● **PROBLEM TO SOLVE**
Would you return each entry exactly as written, omitting any pictures?
[[ DATA TO PROCESS open ]]
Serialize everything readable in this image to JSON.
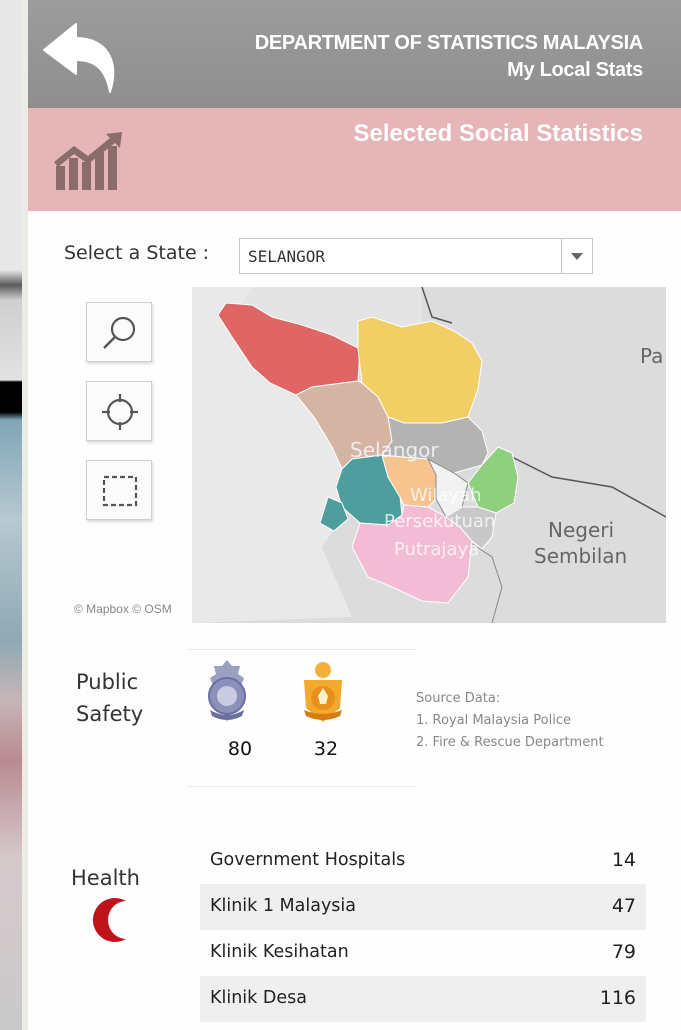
{
  "header": {
    "line1": "DEPARTMENT OF STATISTICS MALAYSIA",
    "line2": "My Local Stats",
    "back_icon": "back-arrow-icon"
  },
  "subheader": {
    "title": "Selected Social Statistics",
    "icon": "chart-trend-icon"
  },
  "state_selector": {
    "label": "Select a State :",
    "value": "SELANGOR"
  },
  "map": {
    "tools": [
      "search-icon",
      "locate-icon",
      "select-area-icon"
    ],
    "labels": {
      "state": "Selangor",
      "territory1": "Wilayah",
      "territory2": "Persekutuan",
      "territory3": "Putrajaya",
      "neighbor1": "Negeri",
      "neighbor2": "Sembilan",
      "neighbor_edge": "Pa"
    },
    "attribution": "© Mapbox  © OSM",
    "region_colors": [
      "#e06666",
      "#f1cf64",
      "#d4b5a3",
      "#b3b3b3",
      "#4e9e9e",
      "#f7c490",
      "#8fd07f",
      "#f2bcd5"
    ]
  },
  "public_safety": {
    "label_line1": "Public",
    "label_line2": "Safety",
    "police_count": "80",
    "fire_count": "32",
    "source_title": "Source Data:",
    "source_1": "1. Royal Malaysia Police",
    "source_2": "2. Fire & Rescue Department"
  },
  "health": {
    "label": "Health",
    "rows": [
      {
        "name": "Government Hospitals",
        "value": "14"
      },
      {
        "name": "Klinik 1 Malaysia",
        "value": "47"
      },
      {
        "name": "Klinik Kesihatan",
        "value": "79"
      },
      {
        "name": "Klinik Desa",
        "value": "116"
      }
    ]
  }
}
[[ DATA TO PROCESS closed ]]
● **RESULT OF THIS TASK**
Serialize everything readable in this image to JSON.
{
  "header": {
    "line1": "DEPARTMENT OF STATISTICS MALAYSIA",
    "line2": "My Local Stats",
    "back_icon": "back-arrow-icon"
  },
  "subheader": {
    "title": "Selected Social Statistics",
    "icon": "chart-trend-icon"
  },
  "state_selector": {
    "label": "Select a State :",
    "value": "SELANGOR"
  },
  "map": {
    "tools": [
      "search-icon",
      "locate-icon",
      "select-area-icon"
    ],
    "labels": {
      "state": "Selangor",
      "territory1": "Wilayah",
      "territory2": "Persekutuan",
      "territory3": "Putrajaya",
      "neighbor1": "Negeri",
      "neighbor2": "Sembilan",
      "neighbor_edge": "Pa"
    },
    "attribution": "© Mapbox  © OSM",
    "region_colors": [
      "#e06666",
      "#f1cf64",
      "#d4b5a3",
      "#b3b3b3",
      "#4e9e9e",
      "#f7c490",
      "#8fd07f",
      "#f2bcd5"
    ]
  },
  "public_safety": {
    "label_line1": "Public",
    "label_line2": "Safety",
    "police_count": "80",
    "fire_count": "32",
    "source_title": "Source Data:",
    "source_1": "1. Royal Malaysia Police",
    "source_2": "2. Fire & Rescue Department"
  },
  "health": {
    "label": "Health",
    "rows": [
      {
        "name": "Government Hospitals",
        "value": "14"
      },
      {
        "name": "Klinik 1 Malaysia",
        "value": "47"
      },
      {
        "name": "Klinik Kesihatan",
        "value": "79"
      },
      {
        "name": "Klinik Desa",
        "value": "116"
      }
    ]
  }
}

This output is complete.